### EXERCISE INPUTS
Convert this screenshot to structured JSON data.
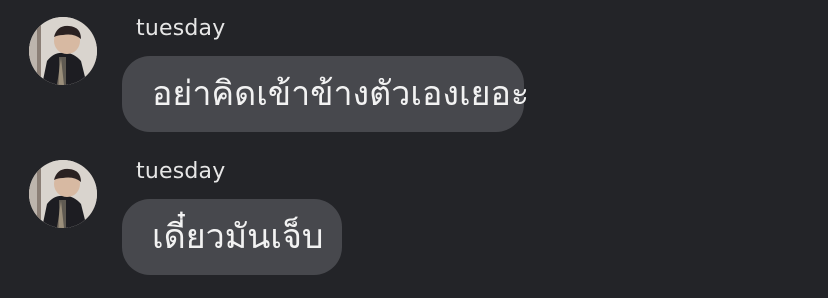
{
  "messages": [
    {
      "username": "tuesday",
      "text": "อย่าคิดเข้าข้างตัวเองเยอะ",
      "avatar_icon": "user-avatar"
    },
    {
      "username": "tuesday",
      "text": "เดี๋ยวมันเจ็บ",
      "avatar_icon": "user-avatar"
    }
  ],
  "colors": {
    "background": "#232428",
    "bubble": "#47484d",
    "text": "#f2f2f2",
    "username": "#e6e6e6"
  }
}
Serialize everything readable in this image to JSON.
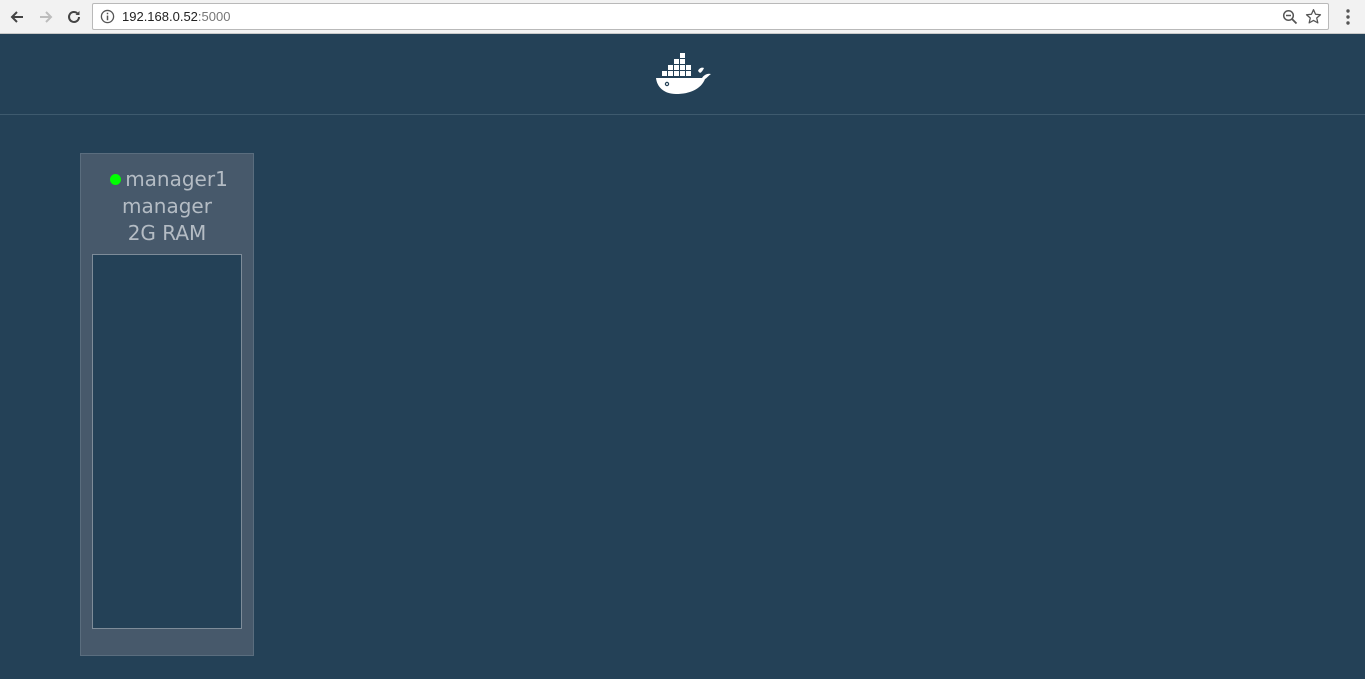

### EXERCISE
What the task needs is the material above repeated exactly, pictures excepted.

### ANSWER TO THE PROBLEM
Convert this screenshot to structured JSON data.
{
  "messages": [
    {
      "username": "tuesday",
      "text": "อย่าคิดเข้าข้างตัวเองเยอะ",
      "avatar_icon": "user-avatar"
    },
    {
      "username": "tuesday",
      "text": "เดี๋ยวมันเจ็บ",
      "avatar_icon": "user-avatar"
    }
  ],
  "colors": {
    "background": "#232428",
    "bubble": "#47484d",
    "text": "#f2f2f2",
    "username": "#e6e6e6"
  }
}
Serialize everything readable in this image to JSON.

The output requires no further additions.